Aran Learn Along

the rock of cashel, Ireland, with white fluffy sheep in the foreground, and an insert photo of knitting stitches above the sheep
Aran knitting Learn Along

Aran Knitting Learn Along 2022

For 2022, the Salem Millstream Knitting Guild (SMKG) is doing a year-long Learn Along of Aran knitting stitches, in the form of a sampler scarf.

The scarf has a bottom border of seed stitch, and the two side borders consist of six stitches each worked in the Hatch Stitch pattern. Six rows of garter stitch are worked in between each Aran stitch section.

Supplies to bring to the monthly Guild meetings:

  • Yarn – Aran weight (a light color makes it easier to see the stitch patterns)
  • Knitting needles, the appropriate size for the yarn (generally a size U.S. 6)
  • Cable needle

Background and setup information:

If you have questions, please contact Su Fennern.

JanuaryBasket Stitch

The Basket Stitch is thought to represent the fisherman’s basket and the hope of abundant catches.

FebruaryTree of Life

The Tree of Life stitch is frequently used as a motif of rites of passage, and of the importance of family. It is sometimes given a religious significance, symbolizing a pilgrim’s path to salvation. This stitch is also known as the Trinity stitch.


The Blackberry stitch is similar in appearance to the wild berries that grow abundantly in the thicket of Aran Island. The Blackberry stitch serves as a reminder of the rich bounty that can be found in nature.


The plain cable stitch, which is the most common type of stitch for Aran sweaters, is said to represent the fisherman’s ropes and promises safety and good luck while at sea.

MayIrish Moss

The Irish Moss stitch suggests a good harvest. It depicts carrageenan moss, a type of seaweed found on the Irish coast, which is used as a food and as a fertilizer of barren fields.

JuneNeck Section

You can decide what you want your neck section to be; either following the pattern or doing other stitch patterns. It’s all up to you. Do you want a short or longer scarf?  The sample is 20″ long.  Just remember to end with a right-side row no matter how long you make it.

JulyDiamond Stitch

The charming pattern of the Diamond Lattice Stitch represents the little farms that were worked intensively by local farmers scattered all over the Aran Islands. It’s believed to be a symbol of prosperity, wealth, and success when in the sea.

AugustTrinity Stitch

The Trinity Stitch is thought to have been named because the pattern is formed by working three stitches from one and one stitch from three signifying the Holy Trinity.

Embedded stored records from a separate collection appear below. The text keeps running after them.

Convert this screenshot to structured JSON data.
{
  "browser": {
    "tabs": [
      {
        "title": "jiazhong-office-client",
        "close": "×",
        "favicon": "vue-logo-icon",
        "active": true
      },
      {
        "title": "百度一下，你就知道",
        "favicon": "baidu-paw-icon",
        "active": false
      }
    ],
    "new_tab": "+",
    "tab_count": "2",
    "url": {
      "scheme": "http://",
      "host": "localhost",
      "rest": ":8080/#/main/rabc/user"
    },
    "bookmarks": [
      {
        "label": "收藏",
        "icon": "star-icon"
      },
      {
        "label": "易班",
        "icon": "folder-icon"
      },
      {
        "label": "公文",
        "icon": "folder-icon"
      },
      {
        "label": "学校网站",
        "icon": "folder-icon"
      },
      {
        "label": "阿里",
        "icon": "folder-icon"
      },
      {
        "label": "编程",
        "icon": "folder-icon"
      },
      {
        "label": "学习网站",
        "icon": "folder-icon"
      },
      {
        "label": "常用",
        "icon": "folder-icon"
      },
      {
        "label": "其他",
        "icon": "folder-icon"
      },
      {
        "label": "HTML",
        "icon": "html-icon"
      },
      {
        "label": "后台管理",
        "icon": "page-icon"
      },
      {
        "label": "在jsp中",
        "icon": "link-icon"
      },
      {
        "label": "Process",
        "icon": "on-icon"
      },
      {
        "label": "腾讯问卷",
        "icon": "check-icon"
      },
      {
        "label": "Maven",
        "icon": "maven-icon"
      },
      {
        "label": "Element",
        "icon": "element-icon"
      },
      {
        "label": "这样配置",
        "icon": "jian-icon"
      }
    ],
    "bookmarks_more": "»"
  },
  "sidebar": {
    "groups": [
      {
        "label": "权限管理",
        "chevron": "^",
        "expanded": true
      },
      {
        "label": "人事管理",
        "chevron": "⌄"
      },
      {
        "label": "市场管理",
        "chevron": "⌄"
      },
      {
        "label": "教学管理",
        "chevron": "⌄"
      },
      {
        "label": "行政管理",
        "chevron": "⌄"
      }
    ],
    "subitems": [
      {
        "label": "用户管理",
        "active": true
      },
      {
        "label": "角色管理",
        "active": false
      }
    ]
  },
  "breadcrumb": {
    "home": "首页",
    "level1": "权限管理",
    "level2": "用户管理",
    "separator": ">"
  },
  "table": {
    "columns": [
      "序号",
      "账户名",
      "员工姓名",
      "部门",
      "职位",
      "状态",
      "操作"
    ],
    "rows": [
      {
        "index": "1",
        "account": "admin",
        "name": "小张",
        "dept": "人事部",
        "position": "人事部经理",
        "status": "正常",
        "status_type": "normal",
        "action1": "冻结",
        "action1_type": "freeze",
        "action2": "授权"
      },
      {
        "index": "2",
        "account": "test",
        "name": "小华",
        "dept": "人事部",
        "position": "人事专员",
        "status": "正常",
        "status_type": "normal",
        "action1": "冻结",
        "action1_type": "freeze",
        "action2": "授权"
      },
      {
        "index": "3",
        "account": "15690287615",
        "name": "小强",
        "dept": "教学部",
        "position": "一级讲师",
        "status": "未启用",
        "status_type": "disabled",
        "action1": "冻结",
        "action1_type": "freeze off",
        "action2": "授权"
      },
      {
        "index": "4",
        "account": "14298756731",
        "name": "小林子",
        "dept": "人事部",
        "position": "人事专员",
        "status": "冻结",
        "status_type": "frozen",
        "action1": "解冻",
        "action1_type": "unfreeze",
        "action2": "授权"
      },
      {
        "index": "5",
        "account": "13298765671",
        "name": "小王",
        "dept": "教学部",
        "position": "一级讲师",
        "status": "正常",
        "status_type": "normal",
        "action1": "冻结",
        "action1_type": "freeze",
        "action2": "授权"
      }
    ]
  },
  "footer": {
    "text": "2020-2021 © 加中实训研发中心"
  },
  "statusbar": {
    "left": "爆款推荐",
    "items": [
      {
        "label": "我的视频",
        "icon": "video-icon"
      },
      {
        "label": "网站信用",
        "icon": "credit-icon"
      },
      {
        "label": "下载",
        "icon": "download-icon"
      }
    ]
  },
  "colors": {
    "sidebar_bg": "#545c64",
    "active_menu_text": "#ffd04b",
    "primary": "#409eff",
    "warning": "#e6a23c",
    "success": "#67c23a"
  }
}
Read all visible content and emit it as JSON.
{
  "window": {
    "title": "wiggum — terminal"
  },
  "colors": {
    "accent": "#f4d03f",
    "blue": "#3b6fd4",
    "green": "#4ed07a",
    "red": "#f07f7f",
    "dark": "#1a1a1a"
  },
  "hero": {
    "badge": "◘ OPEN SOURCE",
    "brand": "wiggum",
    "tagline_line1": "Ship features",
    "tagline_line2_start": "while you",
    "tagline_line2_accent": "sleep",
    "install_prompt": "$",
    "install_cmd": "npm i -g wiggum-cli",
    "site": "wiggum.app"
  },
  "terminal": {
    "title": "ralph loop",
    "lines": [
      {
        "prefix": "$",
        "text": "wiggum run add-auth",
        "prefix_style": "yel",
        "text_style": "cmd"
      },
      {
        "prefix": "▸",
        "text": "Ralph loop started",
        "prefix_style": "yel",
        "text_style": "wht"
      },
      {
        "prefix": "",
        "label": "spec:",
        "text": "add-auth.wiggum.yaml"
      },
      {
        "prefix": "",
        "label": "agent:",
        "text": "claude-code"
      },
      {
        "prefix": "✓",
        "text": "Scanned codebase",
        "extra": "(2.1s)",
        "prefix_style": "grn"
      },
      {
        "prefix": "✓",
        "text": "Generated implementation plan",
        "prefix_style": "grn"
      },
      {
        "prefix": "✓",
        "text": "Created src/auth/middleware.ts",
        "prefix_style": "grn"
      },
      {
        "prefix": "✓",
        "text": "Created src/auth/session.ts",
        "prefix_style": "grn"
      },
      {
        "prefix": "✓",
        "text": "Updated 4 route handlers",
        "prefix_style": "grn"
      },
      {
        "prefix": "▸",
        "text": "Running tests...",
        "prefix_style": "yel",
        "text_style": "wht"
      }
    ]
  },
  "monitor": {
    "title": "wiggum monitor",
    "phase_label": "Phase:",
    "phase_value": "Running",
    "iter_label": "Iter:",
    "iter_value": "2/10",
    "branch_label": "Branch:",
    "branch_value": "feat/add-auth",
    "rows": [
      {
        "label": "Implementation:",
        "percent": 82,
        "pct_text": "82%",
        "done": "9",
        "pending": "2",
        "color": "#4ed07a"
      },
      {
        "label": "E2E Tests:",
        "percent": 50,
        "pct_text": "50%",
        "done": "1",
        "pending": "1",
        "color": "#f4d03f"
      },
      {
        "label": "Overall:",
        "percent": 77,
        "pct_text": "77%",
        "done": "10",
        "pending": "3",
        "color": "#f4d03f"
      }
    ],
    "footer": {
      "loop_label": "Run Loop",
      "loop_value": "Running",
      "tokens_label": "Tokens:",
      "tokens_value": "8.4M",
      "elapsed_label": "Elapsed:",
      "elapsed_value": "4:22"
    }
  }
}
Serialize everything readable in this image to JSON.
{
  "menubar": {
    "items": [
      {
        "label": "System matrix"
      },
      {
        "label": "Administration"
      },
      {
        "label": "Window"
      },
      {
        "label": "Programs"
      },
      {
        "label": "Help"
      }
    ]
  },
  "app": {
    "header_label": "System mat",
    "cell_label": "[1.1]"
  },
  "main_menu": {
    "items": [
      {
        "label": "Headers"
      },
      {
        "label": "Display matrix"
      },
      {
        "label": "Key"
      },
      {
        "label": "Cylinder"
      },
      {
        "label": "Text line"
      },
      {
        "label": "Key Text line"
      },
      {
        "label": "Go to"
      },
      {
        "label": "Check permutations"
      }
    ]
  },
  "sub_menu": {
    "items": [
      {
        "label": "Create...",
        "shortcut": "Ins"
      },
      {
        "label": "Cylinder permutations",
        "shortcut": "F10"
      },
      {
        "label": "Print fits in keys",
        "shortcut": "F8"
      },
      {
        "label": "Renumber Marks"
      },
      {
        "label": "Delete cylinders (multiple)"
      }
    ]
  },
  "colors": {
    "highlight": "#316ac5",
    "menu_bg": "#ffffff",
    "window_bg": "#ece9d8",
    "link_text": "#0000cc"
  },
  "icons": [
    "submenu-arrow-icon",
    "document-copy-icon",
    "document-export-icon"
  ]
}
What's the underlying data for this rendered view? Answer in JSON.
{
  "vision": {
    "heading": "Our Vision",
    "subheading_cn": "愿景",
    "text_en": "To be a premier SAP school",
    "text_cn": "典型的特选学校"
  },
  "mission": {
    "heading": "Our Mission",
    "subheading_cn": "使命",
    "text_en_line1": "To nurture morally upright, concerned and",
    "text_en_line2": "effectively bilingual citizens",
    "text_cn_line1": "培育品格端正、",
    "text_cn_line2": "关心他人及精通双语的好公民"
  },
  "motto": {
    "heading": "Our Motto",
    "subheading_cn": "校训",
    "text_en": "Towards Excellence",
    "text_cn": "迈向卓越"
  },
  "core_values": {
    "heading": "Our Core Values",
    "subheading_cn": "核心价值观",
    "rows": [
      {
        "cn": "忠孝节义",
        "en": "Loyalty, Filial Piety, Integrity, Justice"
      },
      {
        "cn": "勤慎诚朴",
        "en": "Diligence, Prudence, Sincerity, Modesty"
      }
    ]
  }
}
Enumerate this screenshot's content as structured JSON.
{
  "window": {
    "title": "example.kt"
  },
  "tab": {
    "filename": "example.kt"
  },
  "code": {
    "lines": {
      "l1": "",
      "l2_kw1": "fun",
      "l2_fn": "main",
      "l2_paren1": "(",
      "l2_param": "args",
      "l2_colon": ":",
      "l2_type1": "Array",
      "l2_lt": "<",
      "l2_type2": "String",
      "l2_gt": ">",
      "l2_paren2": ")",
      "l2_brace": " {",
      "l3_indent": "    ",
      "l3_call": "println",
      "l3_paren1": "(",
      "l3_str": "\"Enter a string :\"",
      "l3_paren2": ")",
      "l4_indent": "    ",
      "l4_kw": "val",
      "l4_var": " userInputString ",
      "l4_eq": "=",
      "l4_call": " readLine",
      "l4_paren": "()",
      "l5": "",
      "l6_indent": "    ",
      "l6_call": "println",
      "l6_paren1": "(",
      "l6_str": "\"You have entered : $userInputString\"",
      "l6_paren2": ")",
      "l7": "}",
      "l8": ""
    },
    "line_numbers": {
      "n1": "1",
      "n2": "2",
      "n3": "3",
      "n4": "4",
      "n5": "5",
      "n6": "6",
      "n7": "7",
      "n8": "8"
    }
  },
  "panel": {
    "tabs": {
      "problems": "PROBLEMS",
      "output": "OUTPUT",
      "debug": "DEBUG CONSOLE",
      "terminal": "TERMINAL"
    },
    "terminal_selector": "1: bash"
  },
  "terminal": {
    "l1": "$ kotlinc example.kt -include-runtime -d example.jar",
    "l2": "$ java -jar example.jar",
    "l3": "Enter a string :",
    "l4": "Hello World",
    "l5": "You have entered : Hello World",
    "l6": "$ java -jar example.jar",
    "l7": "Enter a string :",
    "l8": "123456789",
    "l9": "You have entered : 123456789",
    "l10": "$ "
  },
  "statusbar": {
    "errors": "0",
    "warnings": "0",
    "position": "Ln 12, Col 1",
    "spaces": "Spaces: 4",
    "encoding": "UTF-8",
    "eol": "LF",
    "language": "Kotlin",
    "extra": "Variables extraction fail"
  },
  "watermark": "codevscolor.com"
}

In Ireland, the Trinity Stitch is known as the “three into one and one into three” stitch and is used as a filler stitch for Aran Sweaters.

SeptemberZig Zag Stitch

The Zigzag Stitch, sometimes known as Marriage Lines, can be used to represent the typical highs and lows of married life.

This stitch also represents the twisting coastal paths that lead to the sea.

OctoberHoneycomb Stitch

The Honeycomb Stitch symbolizes the hard work of honey bees and their sweet rewards. It also signifies the concept of plenty, which for fisherman, must mean a bountiful catch.

NovemberLadder Stitch

The Ladder Stitch represents the different stages in life. It is also thought to symbolize the path of a pilgrim and to mean good health.

DecemberBind Off

Try one of these looser bind-offs to get a stretchier edge that lies flat and looks nicer.